* _REQUIRED WORK_
Print the entries exactly as given.

* _DATA SHOWN_
***

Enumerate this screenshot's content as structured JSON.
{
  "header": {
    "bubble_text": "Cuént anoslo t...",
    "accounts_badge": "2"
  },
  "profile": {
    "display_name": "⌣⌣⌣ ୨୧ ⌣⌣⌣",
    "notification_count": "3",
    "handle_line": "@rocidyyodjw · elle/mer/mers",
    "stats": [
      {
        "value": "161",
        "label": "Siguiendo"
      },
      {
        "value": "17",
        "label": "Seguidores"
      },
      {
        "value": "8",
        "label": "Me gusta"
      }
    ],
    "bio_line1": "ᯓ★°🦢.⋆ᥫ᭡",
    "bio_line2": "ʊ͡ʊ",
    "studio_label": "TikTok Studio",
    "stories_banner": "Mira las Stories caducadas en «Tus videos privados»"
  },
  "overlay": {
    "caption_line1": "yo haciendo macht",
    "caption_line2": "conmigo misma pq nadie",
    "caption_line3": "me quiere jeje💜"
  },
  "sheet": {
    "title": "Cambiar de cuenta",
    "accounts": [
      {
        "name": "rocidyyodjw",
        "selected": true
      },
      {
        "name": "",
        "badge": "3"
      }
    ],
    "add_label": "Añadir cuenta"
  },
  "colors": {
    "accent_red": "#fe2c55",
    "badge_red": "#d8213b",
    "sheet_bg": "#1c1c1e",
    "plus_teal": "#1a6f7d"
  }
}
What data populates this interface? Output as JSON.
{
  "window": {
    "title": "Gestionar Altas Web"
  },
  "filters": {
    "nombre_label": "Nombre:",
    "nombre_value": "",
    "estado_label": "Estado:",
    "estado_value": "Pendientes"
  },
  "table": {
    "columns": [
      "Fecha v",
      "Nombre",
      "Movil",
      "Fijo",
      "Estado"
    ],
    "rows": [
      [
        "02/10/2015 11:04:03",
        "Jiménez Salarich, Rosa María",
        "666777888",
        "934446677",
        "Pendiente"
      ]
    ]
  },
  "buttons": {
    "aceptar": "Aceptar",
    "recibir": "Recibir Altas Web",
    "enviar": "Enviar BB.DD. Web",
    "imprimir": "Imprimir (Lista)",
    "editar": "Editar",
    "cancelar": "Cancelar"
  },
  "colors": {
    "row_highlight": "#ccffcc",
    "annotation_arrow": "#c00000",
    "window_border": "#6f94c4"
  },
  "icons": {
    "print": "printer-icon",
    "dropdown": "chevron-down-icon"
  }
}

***

* _EXPECTED ANSWER_
Enumerate this screenshot's content as structured JSON.
{
  "header": {
    "bubble_text": "Cuént anoslo t...",
    "accounts_badge": "2"
  },
  "profile": {
    "display_name": "⌣⌣⌣ ୨୧ ⌣⌣⌣",
    "notification_count": "3",
    "handle_line": "@rocidyyodjw · elle/mer/mers",
    "stats": [
      {
        "value": "161",
        "label": "Siguiendo"
      },
      {
        "value": "17",
        "label": "Seguidores"
      },
      {
        "value": "8",
        "label": "Me gusta"
      }
    ],
    "bio_line1": "ᯓ★°🦢.⋆ᥫ᭡",
    "bio_line2": "ʊ͡ʊ",
    "studio_label": "TikTok Studio",
    "stories_banner": "Mira las Stories caducadas en «Tus videos privados»"
  },
  "overlay": {
    "caption_line1": "yo haciendo macht",
    "caption_line2": "conmigo misma pq nadie",
    "caption_line3": "me quiere jeje💜"
  },
  "sheet": {
    "title": "Cambiar de cuenta",
    "accounts": [
      {
        "name": "rocidyyodjw",
        "selected": true
      },
      {
        "name": "",
        "badge": "3"
      }
    ],
    "add_label": "Añadir cuenta"
  },
  "colors": {
    "accent_red": "#fe2c55",
    "badge_red": "#d8213b",
    "sheet_bg": "#1c1c1e",
    "plus_teal": "#1a6f7d"
  }
}
What data populates this interface? Output as JSON.
{
  "window": {
    "title": "Gestionar Altas Web"
  },
  "filters": {
    "nombre_label": "Nombre:",
    "nombre_value": "",
    "estado_label": "Estado:",
    "estado_value": "Pendientes"
  },
  "table": {
    "columns": [
      "Fecha v",
      "Nombre",
      "Movil",
      "Fijo",
      "Estado"
    ],
    "rows": [
      [
        "02/10/2015 11:04:03",
        "Jiménez Salarich, Rosa María",
        "666777888",
        "934446677",
        "Pendiente"
      ]
    ]
  },
  "buttons": {
    "aceptar": "Aceptar",
    "recibir": "Recibir Altas Web",
    "enviar": "Enviar BB.DD. Web",
    "imprimir": "Imprimir (Lista)",
    "editar": "Editar",
    "cancelar": "Cancelar"
  },
  "colors": {
    "row_highlight": "#ccffcc",
    "annotation_arrow": "#c00000",
    "window_border": "#6f94c4"
  },
  "icons": {
    "print": "printer-icon",
    "dropdown": "chevron-down-icon"
  }
}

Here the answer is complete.